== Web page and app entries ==
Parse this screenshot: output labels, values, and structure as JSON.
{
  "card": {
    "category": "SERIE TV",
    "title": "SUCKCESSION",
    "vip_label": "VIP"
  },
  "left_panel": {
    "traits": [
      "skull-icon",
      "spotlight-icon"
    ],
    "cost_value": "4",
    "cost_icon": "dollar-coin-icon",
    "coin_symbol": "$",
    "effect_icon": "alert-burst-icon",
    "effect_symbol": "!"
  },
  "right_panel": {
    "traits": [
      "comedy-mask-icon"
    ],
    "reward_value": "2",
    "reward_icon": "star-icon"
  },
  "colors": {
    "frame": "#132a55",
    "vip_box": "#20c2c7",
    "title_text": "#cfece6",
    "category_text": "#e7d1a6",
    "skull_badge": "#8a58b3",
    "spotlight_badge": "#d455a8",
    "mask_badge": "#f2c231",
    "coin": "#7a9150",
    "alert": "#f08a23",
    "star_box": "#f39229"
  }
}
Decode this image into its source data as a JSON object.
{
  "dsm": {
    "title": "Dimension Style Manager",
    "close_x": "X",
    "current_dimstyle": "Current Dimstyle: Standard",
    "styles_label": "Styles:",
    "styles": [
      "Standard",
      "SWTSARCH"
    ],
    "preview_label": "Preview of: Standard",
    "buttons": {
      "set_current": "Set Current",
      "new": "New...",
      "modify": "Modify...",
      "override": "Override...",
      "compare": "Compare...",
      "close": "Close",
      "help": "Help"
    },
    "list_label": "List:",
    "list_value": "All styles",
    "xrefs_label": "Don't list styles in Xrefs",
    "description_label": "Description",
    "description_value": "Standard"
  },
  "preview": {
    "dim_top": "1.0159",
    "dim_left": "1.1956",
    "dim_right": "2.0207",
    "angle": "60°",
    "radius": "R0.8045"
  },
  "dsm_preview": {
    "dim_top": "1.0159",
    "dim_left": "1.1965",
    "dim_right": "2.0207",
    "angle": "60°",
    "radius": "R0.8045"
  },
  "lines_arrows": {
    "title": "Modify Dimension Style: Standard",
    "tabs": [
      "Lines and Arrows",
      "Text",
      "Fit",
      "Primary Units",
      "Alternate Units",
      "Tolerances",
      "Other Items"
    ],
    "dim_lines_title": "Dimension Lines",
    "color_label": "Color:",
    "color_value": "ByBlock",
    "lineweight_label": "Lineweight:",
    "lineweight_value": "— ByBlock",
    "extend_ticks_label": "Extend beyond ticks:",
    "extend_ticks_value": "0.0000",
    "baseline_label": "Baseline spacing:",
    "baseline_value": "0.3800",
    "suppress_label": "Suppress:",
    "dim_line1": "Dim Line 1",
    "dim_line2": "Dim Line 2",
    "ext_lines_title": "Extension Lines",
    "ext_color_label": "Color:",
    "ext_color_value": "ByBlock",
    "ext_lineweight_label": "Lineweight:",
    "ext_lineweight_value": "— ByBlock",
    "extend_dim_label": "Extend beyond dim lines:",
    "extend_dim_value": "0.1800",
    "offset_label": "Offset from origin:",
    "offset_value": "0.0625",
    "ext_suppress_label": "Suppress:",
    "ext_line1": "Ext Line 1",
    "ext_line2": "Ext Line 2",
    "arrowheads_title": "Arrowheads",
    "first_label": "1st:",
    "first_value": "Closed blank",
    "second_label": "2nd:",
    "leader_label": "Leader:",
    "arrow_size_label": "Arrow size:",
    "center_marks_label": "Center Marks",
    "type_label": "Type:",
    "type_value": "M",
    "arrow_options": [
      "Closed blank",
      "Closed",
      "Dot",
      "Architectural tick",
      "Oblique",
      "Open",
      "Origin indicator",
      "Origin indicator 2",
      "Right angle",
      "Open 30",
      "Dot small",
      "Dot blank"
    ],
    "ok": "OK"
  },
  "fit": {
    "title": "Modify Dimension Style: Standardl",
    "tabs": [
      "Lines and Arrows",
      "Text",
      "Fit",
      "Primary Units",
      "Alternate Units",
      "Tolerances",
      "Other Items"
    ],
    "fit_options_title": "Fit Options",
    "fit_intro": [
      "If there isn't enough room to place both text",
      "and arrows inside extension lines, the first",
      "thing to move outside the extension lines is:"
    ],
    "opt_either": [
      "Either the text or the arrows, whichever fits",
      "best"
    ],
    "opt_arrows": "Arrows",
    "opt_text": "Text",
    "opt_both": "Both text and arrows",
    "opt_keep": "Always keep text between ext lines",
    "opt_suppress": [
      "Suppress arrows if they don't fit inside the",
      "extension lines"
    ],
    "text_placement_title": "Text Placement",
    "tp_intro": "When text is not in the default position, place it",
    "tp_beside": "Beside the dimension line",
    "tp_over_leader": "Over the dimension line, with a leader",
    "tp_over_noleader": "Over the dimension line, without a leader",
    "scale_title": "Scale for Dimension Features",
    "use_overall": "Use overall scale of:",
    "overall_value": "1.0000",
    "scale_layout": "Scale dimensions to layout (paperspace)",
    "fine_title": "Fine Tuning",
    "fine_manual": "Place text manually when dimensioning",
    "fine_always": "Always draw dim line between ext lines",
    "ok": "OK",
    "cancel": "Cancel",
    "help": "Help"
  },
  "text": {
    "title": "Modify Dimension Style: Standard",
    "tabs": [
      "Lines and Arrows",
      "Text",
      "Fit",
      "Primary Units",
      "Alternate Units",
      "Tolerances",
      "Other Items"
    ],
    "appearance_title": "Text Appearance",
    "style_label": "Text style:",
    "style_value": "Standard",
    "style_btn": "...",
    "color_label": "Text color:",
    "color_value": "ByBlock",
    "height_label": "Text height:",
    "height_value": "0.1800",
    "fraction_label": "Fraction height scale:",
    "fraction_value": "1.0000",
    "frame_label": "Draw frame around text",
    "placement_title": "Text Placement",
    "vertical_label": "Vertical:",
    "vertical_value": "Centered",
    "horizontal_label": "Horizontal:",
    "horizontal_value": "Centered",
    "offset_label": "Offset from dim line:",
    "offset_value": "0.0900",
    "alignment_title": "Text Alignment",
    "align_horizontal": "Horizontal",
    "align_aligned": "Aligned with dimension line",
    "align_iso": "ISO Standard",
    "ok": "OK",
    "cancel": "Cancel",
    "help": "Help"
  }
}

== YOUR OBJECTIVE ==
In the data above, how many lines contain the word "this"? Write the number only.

== REPLY ==
2